I should mention that Walgreens officers and directors have an unusually high 21% ownership of the company. They eat their own cooking. I can only think of a half dozen other examples of large-billion dollar firms having this high level of insider ownership. If you have been a Walgreens shareholder for a long time, it should bring you solace to know that the Walgreens execs and directors have got their own money on the line with this thing, and they are not playing with other people’s money when they embark upon this latest addition to the empire.
On the regulatory side, the execution of this deal is not yet a sure thing.
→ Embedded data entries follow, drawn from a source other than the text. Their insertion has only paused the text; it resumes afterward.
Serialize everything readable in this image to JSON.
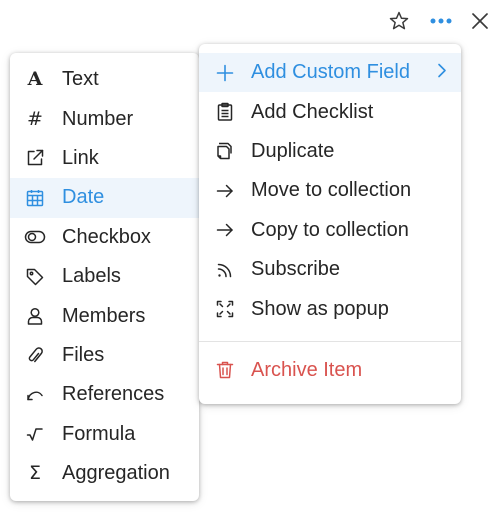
{
  "toolbar": {
    "icons": [
      "star-icon",
      "more-horizontal-icon",
      "close-icon"
    ],
    "accent_color": "#2f8fe0"
  },
  "field_type_menu": {
    "items": [
      {
        "label": "Text",
        "icon": "text-type-icon"
      },
      {
        "label": "Number",
        "icon": "hash-icon"
      },
      {
        "label": "Link",
        "icon": "external-link-icon"
      },
      {
        "label": "Date",
        "icon": "calendar-icon",
        "active": true
      },
      {
        "label": "Checkbox",
        "icon": "toggle-icon"
      },
      {
        "label": "Labels",
        "icon": "tag-icon"
      },
      {
        "label": "Members",
        "icon": "user-icon"
      },
      {
        "label": "Files",
        "icon": "paperclip-icon"
      },
      {
        "label": "References",
        "icon": "reference-icon"
      },
      {
        "label": "Formula",
        "icon": "square-root-icon"
      },
      {
        "label": "Aggregation",
        "icon": "sigma-icon"
      }
    ]
  },
  "action_menu": {
    "items": [
      {
        "label": "Add Custom Field",
        "icon": "plus-icon",
        "active": true,
        "submenu": true
      },
      {
        "label": "Add Checklist",
        "icon": "checklist-icon"
      },
      {
        "label": "Duplicate",
        "icon": "duplicate-icon"
      },
      {
        "label": "Move to collection",
        "icon": "arrow-right-icon"
      },
      {
        "label": "Copy to collection",
        "icon": "arrow-right-icon"
      },
      {
        "label": "Subscribe",
        "icon": "rss-icon"
      },
      {
        "label": "Show as popup",
        "icon": "expand-icon"
      }
    ],
    "danger_item": {
      "label": "Archive Item",
      "icon": "trash-icon",
      "color": "#d9534f"
    }
  }
}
It may raise antitrust concerns to see Walgreens acquire the third largest competitor in the market, and a 12,000 store behemoth that only has CVS as the principal competition may give regulators pause. I am agnostic on what divestitures or concessions may be required to complete this deal, and I will only make the common-sense observation that when two of the three biggest players in an industry merge, it would be foolish to assume that the deal is a sure thing.
This transaction has a lot more unknowns than some of the other mergers and acquisitions I have covered. When Reynolds acquired Lorillard, it was clear that the two tobacco companies were quite similar and the integration would generally go smoothly. When 3G buys a company, it is well-documented that costs get obliterated and earnings shoot to the moon before another merger needs to happen because the management team is not proficient at growing sales.
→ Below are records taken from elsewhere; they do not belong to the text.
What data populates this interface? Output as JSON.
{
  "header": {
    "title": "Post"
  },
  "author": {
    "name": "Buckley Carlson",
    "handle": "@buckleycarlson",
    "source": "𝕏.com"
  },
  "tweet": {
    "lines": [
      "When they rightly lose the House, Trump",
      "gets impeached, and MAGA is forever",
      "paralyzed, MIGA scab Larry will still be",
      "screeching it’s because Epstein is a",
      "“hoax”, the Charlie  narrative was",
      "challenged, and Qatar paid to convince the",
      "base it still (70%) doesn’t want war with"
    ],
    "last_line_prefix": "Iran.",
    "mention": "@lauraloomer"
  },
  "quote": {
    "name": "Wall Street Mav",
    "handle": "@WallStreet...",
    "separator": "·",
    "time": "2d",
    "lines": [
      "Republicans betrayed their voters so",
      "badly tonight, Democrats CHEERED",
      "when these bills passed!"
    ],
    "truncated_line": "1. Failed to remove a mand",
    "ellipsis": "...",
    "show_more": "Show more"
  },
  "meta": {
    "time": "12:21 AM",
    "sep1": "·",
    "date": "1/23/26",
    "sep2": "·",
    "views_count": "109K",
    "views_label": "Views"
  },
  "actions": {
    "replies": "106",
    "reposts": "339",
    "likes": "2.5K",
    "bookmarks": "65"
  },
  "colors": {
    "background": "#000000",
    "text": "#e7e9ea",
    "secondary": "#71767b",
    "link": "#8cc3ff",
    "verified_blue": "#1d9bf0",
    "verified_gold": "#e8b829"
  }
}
This Walgreens acquisition of Rite Aid will, in the short term, lower the quality of Walgreens’ overall earnings by adding gobs of debt and taking on a drugstore that does not have its act together–the profits are miniscule and inconsistent. Does Walgreens turn Rite Aid into a lucrative extension of itself, or is the Rite Aid cultural rot so resistant to change that it swallows precious shareholder capital of Walgreens?
If a Walgreens shareholder sold their stock and said, “See ya, I want the sure thing of CVS”, I wouldn’t criticize the move. That would lock-in 9-12% annual total returns with little downside risk. By sticking with Walgreens, you are taking on a greater range of outcomes. If the Rite Aid deal goes through and is successfully integrated, Walgreens shareholders could achieve returns in the 15% ballpark over the next 5-10 years. If Rite-Aid continues to perform according to its past history, then Walgreens could become a business that trails the overall performance of the S&P 500. Walgreens shareholders are looking at a wide 6-15% annual return range from here, whereas the 9-12% offered by CVS is much tighter. This Walgreens move is fundamentally different from the company’s past behavior–current Walgreens shareholders have a lot to mull over in the coming months.